Author’s Note: My friend and business partner, Don Judson, asked me recently if I’d seen the documentary, Pink Floyd – The Making Of The Dark Side Of The Moon. I hadn’t. But I fixed that this past weekend. Don and the film prompted this reflection.
Pink Floyd’s eighth studio album, The Dark Side of the Moon, was released on March 1, 1973. I was 19 years old. I lived in a fleabag, third-floor, walk-up apartment on Goodwill Avenue in Meriden, Connecticut, my hometown.
That summer, my third as a lifeguard, a long-haired stoner (as was I) who lived in a fleabag, third-floor, walk-up apartment across the street, played The Dark Side of the Moon loudly and constantly. I was grateful because as long as neither of us moved — and as long as both of us kept our windows open — I wouldn’t have to buy the album. I don’t know what the going rate for lifeguards is today. But in 1973, being a lifeguard, even the head guard at Beaver Pond, wasn’t a high-paying gig.
One morning (I didn’t have to be on duty until 1:00 p.m.), there was a knock at my door. When I went to answer it, the stoner was standing there. We greeted each other, and I asked what I could do for him.
“Oh, hey, man,” he said, sounding for all the world like Tommy Chong. “Could I borrow an egg?”
“You don’t have to borrow it,” I replied. “You can keep it. Is one enough? I have plenty more if you need them.”
“Oh, no, man. It’s not for me,” the stoner said with a look on his face that suggested he thought I was as high as he was. (I wasn’t, at least not right then.)
“Okay,” I said. “Then who is it for?”
“It’s for my lizard, man.”
Don’t Go Back
Given the era in which I grew up, I was duty-bound, of course, to do my share of psychedelic drugs and then some. And I readily admit that, with the exception of a few bad trips, I thoroughly enjoyed every moment of it. But as much as I enjoyed it, I never lost the keen awareness that I was experimenting. I was doing what I was doing for the experience of doing it. I was doing it for the same reason I got tattoos later in my life. I didn’t want to wonder what doing those things was like. I wanted to know.
I have no idea what happened to my friend with the lizard. I hope he turned out okay. I have other friends from those days who didn’t turn out okay. Some of them ended up burning themselves out. Some of them didn’t turn out at all.
One time when I was in my forties, I was visiting a friend. He asked me if I wanted to drop some LSD. I said, “I don’t know about you, but I made it to my forties so I wouldn’t have to be curious about that stuff anymore.

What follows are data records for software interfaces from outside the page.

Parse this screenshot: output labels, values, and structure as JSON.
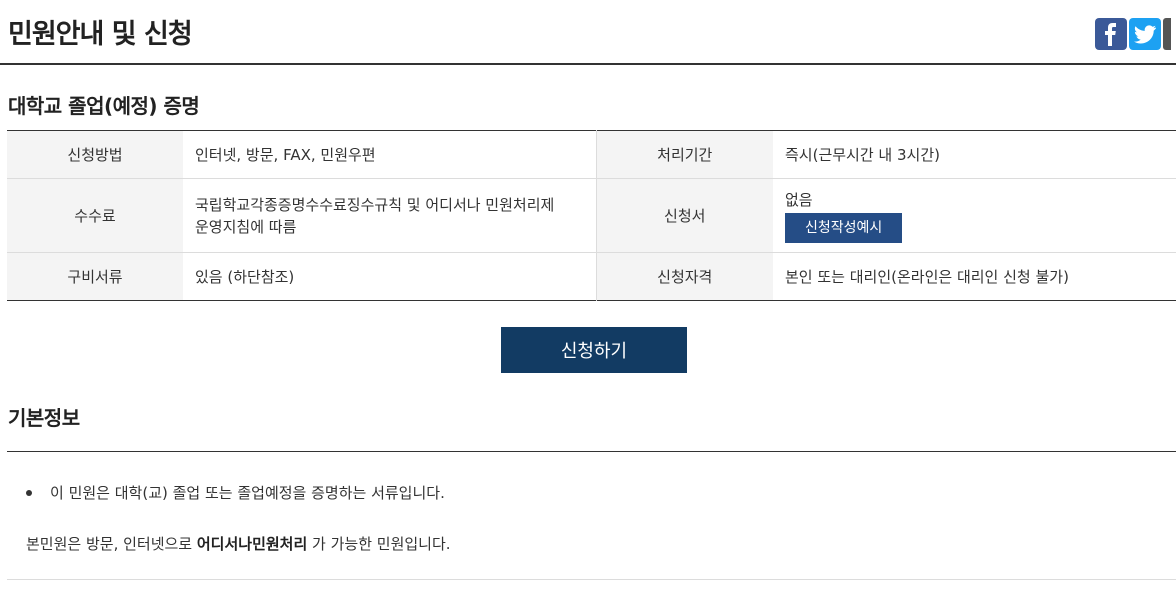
{
  "header": {
    "title": "민원안내 및 신청",
    "share": {
      "facebook_icon": "facebook-icon",
      "twitter_icon": "twitter-icon"
    }
  },
  "service": {
    "title": "대학교 졸업(예정) 증명",
    "rows": [
      {
        "label1": "신청방법",
        "value1": "인터넷, 방문, FAX, 민원우편",
        "label2": "처리기간",
        "value2": "즉시(근무시간 내 3시간)"
      },
      {
        "label1": "수수료",
        "value1a": "국립학교각종증명수수료징수규칙 및 어디서나 민원처리제",
        "value1b": "운영지침에 따름",
        "label2": "신청서",
        "value2": "없음",
        "button": "신청작성예시"
      },
      {
        "label1": "구비서류",
        "value1": "있음 (하단참조)",
        "label2": "신청자격",
        "value2": "본인 또는 대리인(온라인은 대리인 신청 불가)"
      }
    ],
    "apply_button": "신청하기"
  },
  "basic": {
    "title": "기본정보",
    "bullet": "이 민원은 대학(교) 졸업 또는 졸업예정을 증명하는 서류입니다.",
    "desc_prefix": "본민원은 방문, 인터넷으로 ",
    "desc_bold": "어디서나민원처리",
    "desc_suffix": " 가 가능한 민원입니다."
  },
  "colors": {
    "primary_button": "#123b63",
    "secondary_button": "#254d86",
    "facebook": "#3b5998",
    "twitter": "#1da1f2"
  }
}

I’m not. Thank you. No.”
When he finally discovered he wasn’t Peter Pan, he killed himself.
There are times at which I dearly miss the dark side. But I have no desire to go back.